Report every line of the listing below in which the string "description" occurs.

- _SUPPLIED DATA_:
▼
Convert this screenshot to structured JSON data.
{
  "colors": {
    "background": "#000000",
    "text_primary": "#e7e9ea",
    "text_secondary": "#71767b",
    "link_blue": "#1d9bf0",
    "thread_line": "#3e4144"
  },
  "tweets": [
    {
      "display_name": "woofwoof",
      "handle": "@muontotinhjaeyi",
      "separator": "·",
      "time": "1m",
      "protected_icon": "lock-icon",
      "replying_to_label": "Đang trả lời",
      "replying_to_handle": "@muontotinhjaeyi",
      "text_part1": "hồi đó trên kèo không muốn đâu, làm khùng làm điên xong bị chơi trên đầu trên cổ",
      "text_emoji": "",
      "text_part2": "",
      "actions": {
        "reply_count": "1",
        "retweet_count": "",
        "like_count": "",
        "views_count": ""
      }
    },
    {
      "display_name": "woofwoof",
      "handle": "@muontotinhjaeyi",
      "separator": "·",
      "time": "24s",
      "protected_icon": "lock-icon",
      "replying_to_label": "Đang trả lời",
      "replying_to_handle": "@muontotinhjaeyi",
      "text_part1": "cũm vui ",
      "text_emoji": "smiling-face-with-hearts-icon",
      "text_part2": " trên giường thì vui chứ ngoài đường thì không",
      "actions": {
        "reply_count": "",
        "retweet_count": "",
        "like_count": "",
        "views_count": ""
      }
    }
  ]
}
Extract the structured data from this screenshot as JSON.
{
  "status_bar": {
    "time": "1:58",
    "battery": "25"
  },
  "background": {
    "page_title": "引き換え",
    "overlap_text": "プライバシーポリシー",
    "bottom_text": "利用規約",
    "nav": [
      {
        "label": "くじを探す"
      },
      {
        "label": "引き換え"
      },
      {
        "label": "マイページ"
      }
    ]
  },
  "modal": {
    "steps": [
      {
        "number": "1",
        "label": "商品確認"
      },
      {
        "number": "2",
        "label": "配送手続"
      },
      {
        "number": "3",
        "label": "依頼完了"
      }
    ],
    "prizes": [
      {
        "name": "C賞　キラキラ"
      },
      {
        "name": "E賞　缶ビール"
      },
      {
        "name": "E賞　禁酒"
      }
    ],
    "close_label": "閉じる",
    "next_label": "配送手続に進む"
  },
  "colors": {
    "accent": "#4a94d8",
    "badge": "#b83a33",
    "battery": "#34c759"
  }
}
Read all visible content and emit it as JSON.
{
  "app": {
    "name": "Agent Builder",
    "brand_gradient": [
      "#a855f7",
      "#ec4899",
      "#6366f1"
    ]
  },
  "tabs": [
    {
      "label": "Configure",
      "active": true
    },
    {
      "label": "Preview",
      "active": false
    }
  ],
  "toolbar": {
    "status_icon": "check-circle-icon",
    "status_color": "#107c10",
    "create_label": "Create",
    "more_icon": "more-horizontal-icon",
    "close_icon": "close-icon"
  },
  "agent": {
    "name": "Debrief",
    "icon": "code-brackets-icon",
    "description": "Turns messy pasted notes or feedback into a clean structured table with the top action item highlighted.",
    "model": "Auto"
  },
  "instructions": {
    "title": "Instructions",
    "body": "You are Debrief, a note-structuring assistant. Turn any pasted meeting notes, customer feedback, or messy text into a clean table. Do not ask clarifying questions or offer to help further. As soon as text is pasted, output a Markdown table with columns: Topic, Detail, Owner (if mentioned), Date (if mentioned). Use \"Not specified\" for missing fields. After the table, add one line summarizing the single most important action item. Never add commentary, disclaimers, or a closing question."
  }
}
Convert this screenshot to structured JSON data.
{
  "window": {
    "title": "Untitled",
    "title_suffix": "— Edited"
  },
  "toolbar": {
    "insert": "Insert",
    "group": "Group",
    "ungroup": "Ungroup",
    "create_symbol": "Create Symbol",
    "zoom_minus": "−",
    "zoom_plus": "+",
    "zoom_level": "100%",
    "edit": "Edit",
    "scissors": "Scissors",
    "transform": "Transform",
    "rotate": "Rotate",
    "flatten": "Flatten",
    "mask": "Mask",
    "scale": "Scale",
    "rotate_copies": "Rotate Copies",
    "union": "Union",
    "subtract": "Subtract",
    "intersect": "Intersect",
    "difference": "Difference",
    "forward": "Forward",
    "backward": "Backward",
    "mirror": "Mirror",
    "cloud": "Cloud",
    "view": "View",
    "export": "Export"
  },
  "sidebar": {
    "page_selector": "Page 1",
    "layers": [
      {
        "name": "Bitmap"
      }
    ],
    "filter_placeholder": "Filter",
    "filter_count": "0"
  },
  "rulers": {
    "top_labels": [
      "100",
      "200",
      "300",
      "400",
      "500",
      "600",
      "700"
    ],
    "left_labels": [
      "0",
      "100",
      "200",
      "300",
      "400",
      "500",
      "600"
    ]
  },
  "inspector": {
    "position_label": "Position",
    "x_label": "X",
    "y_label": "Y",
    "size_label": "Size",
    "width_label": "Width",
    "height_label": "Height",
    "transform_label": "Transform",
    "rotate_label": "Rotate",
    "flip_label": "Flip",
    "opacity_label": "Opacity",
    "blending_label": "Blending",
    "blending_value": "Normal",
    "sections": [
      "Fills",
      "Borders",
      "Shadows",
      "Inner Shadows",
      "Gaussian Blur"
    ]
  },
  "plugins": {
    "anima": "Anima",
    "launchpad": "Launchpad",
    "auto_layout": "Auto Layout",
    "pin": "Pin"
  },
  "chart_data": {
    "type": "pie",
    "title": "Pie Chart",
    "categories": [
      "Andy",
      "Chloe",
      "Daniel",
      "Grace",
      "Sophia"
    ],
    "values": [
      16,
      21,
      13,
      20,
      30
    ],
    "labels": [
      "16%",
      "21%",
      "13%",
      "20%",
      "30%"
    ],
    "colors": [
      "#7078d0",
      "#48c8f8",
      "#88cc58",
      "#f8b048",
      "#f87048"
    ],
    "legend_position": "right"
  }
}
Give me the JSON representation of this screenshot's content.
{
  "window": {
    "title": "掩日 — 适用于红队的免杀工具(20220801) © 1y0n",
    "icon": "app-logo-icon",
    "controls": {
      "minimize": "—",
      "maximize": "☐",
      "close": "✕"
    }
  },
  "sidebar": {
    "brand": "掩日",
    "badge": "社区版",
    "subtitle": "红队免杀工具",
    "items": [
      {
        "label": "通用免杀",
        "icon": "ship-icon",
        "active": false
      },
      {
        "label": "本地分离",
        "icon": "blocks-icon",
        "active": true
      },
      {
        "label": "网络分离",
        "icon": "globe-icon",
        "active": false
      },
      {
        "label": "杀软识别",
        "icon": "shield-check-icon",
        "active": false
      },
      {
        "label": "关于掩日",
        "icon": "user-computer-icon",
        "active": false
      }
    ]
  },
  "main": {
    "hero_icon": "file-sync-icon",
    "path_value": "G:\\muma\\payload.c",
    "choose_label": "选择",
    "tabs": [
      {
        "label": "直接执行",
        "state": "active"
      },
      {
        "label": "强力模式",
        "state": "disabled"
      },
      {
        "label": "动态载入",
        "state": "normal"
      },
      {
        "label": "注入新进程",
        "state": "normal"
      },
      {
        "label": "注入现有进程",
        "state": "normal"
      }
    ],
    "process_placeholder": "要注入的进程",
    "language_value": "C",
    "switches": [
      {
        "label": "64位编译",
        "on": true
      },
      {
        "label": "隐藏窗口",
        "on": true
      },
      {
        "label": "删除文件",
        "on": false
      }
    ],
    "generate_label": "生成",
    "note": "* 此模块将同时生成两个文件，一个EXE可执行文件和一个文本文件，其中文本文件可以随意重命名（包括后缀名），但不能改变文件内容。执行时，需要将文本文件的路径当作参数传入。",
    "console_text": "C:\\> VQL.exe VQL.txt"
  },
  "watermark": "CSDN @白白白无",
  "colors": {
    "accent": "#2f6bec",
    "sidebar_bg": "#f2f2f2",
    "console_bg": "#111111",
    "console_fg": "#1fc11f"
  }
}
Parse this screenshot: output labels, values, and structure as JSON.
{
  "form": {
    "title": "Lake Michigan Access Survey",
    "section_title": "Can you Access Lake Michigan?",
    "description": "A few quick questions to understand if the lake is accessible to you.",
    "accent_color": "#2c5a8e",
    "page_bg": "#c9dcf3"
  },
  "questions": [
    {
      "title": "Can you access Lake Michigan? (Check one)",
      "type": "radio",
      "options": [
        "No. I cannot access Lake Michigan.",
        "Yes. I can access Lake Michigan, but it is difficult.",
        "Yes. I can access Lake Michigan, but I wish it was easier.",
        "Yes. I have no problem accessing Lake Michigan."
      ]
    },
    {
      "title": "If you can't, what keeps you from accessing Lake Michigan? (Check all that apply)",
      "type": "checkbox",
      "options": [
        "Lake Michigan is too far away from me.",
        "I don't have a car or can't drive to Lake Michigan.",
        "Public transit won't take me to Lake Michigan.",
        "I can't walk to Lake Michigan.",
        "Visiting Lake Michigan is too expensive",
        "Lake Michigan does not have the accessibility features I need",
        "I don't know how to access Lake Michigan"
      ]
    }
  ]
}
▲
- _ANSWER TO THE PROBLEM_:
    "description": "Turns messy pasted notes or feedback into a clean structured table with the top action item highlighted.",
    "description": "A few quick questions to understand if the lake is accessible to you.",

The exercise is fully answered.